"I don't go to work and I don't go on a call to go help myself. I'm going to help other people. Part of me going to help that other person, I need to know as much as I possibly can about any type of person whether it's heart conditions, stuff with the lungs, anything like that and this is another component that will help every first responder do their job a little bit better," Collins said.
The Autism Society says the next step is to launch the video nationally. It will be available free of charge for first responders. The Autism Society is hoping to produce more training videos as well.
Anticipating the beginning of the school year can create anxiety for both family members and for their sons/daughters on the autism spectrum. Concerns surround whether your son/daughter will be successful in school and whether the new staff will have a solid understanding of autism spectrum disorders and of your son/daughter. At times, you may know the staff and have a good working relationship with them. At other times, staff is unknown and expectations for your son/daughter are unclear.
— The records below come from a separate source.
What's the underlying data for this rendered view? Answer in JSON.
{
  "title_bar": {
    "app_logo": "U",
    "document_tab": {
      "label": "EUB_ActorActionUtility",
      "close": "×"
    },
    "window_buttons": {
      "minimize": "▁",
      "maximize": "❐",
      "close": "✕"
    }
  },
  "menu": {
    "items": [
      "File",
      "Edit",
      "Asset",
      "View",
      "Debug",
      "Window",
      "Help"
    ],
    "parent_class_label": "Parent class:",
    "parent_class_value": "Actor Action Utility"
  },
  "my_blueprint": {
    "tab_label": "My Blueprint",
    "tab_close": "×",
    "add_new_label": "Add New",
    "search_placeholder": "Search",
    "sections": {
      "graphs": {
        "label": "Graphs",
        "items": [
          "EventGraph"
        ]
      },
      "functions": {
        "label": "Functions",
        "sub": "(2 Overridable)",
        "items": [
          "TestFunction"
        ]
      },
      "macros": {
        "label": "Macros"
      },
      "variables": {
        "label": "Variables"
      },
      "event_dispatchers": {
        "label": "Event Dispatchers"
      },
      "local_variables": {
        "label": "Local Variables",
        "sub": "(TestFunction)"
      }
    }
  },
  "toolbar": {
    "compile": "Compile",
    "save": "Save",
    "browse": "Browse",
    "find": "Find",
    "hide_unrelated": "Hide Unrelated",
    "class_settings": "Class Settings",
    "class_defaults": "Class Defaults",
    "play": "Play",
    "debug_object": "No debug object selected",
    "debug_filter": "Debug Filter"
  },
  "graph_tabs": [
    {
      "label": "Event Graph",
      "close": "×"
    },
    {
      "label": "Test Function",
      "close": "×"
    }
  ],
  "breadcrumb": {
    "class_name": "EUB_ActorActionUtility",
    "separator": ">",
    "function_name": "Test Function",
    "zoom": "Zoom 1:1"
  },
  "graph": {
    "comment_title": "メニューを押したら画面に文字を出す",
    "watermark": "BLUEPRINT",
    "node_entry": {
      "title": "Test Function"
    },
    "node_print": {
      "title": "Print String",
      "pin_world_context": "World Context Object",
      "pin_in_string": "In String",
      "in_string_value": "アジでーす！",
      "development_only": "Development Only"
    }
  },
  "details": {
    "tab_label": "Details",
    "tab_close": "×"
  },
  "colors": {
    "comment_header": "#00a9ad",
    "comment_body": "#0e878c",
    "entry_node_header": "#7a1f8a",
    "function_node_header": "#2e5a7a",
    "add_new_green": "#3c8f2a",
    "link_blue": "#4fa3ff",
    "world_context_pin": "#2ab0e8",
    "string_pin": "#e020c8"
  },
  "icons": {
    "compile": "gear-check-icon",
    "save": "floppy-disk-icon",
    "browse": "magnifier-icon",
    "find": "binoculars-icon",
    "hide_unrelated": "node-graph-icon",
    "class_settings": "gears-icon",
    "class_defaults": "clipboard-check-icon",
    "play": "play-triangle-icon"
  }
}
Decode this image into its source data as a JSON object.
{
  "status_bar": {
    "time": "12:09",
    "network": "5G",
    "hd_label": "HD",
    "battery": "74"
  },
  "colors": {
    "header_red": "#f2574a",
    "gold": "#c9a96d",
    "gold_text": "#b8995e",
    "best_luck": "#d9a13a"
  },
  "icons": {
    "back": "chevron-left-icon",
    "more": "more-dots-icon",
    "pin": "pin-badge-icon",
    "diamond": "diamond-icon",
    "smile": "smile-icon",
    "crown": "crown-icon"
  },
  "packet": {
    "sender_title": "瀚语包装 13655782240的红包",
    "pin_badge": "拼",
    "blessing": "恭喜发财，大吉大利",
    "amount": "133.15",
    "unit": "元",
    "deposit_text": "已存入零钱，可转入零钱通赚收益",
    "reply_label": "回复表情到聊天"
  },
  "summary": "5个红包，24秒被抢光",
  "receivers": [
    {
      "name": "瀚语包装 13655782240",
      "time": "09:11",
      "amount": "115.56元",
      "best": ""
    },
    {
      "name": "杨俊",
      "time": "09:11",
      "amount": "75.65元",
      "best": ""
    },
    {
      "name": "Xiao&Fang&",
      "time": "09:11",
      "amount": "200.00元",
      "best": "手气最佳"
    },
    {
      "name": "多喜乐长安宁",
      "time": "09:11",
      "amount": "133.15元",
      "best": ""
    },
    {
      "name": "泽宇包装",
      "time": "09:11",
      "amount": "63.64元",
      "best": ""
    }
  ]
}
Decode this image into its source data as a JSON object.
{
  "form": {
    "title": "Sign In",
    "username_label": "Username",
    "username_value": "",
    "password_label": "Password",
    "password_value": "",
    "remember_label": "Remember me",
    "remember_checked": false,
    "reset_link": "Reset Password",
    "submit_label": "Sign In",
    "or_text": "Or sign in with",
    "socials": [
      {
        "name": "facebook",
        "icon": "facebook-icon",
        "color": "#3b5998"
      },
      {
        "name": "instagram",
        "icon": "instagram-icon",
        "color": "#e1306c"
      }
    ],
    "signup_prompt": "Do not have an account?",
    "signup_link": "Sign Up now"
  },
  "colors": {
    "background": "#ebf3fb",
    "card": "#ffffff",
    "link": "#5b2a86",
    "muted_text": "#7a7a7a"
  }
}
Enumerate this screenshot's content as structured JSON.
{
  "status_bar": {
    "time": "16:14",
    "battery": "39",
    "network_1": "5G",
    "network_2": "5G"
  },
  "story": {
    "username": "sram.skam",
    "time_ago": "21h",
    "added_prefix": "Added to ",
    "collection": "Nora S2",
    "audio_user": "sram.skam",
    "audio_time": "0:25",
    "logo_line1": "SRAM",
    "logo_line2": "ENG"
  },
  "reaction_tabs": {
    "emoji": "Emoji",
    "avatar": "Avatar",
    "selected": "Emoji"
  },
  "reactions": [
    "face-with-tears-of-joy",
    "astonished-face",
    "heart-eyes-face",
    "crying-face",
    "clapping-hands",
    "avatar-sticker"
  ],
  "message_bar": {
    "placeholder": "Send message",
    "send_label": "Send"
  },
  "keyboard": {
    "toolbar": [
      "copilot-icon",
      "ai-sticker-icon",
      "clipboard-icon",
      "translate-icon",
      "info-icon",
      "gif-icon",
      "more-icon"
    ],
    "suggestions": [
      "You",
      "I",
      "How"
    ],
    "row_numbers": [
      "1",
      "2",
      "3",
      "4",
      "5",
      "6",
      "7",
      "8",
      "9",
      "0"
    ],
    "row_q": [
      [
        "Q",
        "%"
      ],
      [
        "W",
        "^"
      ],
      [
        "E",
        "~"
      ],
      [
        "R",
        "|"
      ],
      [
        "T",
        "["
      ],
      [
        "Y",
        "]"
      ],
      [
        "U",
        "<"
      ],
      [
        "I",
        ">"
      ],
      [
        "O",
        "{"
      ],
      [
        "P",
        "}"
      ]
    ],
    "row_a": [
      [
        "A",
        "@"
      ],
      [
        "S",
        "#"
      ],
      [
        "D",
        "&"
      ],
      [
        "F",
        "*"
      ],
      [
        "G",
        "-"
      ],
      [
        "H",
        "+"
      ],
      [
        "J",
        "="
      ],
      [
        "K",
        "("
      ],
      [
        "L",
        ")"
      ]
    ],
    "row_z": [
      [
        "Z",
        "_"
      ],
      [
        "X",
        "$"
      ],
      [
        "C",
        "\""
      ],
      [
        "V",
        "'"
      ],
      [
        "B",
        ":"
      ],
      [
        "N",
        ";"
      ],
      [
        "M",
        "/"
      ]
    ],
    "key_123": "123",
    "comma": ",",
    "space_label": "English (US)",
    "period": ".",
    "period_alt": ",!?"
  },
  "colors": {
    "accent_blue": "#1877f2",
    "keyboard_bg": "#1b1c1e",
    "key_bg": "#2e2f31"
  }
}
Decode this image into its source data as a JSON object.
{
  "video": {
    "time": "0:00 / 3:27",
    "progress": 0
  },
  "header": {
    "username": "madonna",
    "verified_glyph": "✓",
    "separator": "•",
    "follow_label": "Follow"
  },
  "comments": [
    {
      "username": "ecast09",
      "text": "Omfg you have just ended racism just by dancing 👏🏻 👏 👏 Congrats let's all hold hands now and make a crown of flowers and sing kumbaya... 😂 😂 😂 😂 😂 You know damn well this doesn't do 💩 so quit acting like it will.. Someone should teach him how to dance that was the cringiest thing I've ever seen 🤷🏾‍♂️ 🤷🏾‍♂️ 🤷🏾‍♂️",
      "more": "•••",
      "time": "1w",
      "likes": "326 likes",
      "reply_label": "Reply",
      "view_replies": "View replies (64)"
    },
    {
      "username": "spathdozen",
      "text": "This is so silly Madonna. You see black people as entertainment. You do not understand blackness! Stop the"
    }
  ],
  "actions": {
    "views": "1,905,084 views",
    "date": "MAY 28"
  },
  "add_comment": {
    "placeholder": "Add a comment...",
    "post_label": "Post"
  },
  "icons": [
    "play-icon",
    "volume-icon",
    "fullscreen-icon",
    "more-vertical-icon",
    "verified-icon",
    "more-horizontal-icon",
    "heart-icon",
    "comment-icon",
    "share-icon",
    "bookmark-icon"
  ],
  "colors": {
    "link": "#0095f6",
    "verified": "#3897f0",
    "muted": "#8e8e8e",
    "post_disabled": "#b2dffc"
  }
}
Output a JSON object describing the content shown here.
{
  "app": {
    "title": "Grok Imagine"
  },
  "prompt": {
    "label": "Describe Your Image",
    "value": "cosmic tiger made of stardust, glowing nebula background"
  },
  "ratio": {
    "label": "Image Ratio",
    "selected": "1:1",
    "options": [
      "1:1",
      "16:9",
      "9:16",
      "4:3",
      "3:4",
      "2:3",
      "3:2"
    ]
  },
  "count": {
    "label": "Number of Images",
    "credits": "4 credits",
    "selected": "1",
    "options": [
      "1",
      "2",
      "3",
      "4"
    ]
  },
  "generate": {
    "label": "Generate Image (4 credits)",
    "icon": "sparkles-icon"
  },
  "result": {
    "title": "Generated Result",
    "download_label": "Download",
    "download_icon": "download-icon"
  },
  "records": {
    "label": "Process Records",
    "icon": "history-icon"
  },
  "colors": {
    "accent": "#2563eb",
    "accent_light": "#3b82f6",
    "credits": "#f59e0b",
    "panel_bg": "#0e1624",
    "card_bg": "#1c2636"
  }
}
Below are a few tips to help you become a proactive and positive advocate for your son/daughter. Read More
The Autism Society is thrilled to share with you the release of a new book entitled A Boy Named Penguin by Aaron LaPedis. 40% of the proceeds from book sales will be donated back to The Autism Society. The book follows the story of Logan who is an epic kid with an epic imagination, and an amazing imaginary secret identity. When trouble arises at the local zoo, Logan makes a startling change...and as Super Penguin, he soars in and saves the day! Join Logan and his sidekick Giraffey in their very first adventure! More info HERE
Tell Congress to say yes to Kevin and Avonte's Law (H.R. 4919)! Each year, countless families experience sheer horror when a loved one with disabilities wanders from home or a safe community setting. While many of these individuals are eventually located, not every situation ends with a positive result. Kevin and Avonte's Law seeks to address the growing number of wandering occurrences nationwide by providing education and training to law enforcement, first responders, and the public at large. With wandering behaviors impacting 49 percent of children with autism across America, the Autism Society and representatives from the Autism Safety Coalition are working together to urge House members to join their Senate colleagues in passing Kevin and Avonte's Law. Learn more and encourage your legislator to say Yes to Kevin and Avonte's Law.
The Autism Awareness puzzles created by Sport Squares® are now available in the Sport Squares® Mobile Phone App. The mobile app is free and includes one “demo” game. The Autism Awareness puzzles are purchased as a set of 2 (beginner & pro) for $4.99. For each purchase of the Autism Awareness puzzles on the mobile app, 25% will be donated to the Autism Society. Pick up the app today on iTunes and Google Play.
Also, don’t forget to check out the original (non-mobile) version of the Sport Squares® Autism Awareness puzzle here.